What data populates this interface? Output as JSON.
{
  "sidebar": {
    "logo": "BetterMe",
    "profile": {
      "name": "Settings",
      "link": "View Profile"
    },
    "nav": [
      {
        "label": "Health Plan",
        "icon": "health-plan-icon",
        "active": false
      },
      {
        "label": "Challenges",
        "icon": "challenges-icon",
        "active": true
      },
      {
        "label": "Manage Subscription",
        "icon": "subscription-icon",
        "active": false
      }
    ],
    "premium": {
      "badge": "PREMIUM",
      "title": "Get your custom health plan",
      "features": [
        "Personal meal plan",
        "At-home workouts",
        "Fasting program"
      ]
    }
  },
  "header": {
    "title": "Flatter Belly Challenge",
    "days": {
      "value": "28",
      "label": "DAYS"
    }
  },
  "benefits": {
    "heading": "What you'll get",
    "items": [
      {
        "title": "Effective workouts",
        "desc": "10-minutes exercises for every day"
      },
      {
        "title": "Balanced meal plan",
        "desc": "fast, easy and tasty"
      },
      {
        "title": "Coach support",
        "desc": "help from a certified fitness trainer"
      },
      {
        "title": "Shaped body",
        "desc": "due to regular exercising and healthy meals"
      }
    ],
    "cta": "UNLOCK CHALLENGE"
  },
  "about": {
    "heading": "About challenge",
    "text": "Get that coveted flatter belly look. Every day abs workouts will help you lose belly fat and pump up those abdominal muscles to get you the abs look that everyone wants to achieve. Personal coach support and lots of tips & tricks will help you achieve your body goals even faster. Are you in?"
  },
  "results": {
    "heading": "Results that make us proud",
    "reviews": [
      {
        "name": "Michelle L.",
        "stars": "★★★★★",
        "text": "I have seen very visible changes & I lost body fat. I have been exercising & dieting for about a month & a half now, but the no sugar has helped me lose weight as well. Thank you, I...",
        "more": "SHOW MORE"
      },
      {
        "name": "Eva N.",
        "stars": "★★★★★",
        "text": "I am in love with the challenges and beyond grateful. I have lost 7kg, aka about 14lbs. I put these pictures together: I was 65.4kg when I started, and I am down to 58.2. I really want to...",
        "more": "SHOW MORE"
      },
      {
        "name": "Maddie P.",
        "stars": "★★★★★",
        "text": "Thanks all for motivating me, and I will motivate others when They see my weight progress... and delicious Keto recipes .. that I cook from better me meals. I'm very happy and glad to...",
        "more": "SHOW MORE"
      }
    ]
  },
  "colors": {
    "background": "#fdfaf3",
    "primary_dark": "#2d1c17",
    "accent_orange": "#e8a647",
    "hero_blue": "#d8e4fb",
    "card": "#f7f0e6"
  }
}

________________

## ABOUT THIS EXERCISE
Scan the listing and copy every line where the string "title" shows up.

## RESULT OF THIS TASK
      "title": "Get your custom health plan",
    "title": "Flatter Belly Challenge",
        "title": "Effective workouts",
        "title": "Balanced meal plan",
        "title": "Coach support",
        "title": "Shaped body",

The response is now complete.